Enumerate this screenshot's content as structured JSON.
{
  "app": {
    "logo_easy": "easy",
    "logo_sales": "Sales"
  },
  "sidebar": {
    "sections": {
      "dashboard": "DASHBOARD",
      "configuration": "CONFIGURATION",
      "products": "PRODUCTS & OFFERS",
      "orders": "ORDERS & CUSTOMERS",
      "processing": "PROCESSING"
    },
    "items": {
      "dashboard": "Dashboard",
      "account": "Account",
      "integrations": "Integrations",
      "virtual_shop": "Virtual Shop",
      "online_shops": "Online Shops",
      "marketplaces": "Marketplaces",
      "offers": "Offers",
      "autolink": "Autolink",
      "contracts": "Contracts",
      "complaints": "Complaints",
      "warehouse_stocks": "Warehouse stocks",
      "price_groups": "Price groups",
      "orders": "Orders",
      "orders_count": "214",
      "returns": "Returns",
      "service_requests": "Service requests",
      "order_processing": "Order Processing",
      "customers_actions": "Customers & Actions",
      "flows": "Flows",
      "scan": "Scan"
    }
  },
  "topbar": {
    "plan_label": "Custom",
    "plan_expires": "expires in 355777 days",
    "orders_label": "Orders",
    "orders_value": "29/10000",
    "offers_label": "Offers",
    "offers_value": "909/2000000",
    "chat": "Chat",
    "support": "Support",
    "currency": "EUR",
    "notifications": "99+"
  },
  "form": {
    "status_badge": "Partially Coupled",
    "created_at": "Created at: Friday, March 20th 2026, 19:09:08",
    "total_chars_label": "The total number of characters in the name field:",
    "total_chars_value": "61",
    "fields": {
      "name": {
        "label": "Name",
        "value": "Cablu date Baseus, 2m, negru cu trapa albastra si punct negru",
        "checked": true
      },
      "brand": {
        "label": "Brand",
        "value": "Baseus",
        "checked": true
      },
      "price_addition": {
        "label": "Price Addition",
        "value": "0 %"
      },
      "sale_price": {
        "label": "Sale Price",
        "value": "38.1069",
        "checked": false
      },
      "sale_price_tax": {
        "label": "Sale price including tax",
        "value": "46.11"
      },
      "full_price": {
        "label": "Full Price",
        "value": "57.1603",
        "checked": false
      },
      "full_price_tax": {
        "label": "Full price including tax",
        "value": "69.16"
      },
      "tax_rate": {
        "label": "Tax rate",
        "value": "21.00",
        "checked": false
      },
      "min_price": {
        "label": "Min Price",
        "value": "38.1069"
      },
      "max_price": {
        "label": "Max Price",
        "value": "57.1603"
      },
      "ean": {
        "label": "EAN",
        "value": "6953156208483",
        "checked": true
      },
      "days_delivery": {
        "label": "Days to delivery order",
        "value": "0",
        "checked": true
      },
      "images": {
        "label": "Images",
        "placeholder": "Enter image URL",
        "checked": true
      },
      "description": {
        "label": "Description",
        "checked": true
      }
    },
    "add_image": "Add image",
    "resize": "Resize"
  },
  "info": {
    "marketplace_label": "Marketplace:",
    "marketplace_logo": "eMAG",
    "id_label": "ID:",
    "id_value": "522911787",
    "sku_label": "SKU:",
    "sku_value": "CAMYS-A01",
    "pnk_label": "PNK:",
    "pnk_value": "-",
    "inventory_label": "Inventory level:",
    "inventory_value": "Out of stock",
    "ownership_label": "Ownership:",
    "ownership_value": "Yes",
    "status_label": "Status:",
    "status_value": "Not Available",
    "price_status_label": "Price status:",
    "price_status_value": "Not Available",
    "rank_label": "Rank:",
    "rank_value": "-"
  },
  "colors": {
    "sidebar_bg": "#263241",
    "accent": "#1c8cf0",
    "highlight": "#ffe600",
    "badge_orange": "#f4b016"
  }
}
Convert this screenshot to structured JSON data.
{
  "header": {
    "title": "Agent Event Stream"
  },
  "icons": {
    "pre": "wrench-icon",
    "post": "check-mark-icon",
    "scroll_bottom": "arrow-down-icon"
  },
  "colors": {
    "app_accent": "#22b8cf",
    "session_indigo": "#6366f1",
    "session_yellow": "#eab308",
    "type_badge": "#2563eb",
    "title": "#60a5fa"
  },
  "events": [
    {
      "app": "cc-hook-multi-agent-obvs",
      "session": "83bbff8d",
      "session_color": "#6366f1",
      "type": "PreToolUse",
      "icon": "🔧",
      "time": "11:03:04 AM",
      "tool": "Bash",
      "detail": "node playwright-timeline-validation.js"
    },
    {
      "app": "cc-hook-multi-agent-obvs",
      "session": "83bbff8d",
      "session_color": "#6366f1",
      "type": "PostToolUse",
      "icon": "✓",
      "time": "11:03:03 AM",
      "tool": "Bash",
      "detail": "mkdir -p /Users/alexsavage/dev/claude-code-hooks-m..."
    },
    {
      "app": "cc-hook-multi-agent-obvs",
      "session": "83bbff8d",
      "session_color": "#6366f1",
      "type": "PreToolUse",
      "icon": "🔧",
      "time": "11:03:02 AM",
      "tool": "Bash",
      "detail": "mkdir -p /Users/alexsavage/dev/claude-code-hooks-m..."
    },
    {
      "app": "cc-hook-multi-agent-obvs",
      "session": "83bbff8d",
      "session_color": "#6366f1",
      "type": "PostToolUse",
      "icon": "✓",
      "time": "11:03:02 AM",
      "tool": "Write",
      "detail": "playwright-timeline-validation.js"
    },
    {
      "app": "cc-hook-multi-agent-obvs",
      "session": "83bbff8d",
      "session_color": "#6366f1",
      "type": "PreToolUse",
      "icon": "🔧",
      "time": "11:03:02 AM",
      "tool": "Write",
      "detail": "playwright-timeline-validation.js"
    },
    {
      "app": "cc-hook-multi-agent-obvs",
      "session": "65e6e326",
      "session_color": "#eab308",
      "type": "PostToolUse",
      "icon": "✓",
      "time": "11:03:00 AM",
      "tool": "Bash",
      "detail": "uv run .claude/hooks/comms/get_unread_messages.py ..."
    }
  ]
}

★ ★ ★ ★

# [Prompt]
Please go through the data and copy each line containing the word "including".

# [Output for this exercise]
        "label": "Sale price including tax",
        "label": "Full price including tax",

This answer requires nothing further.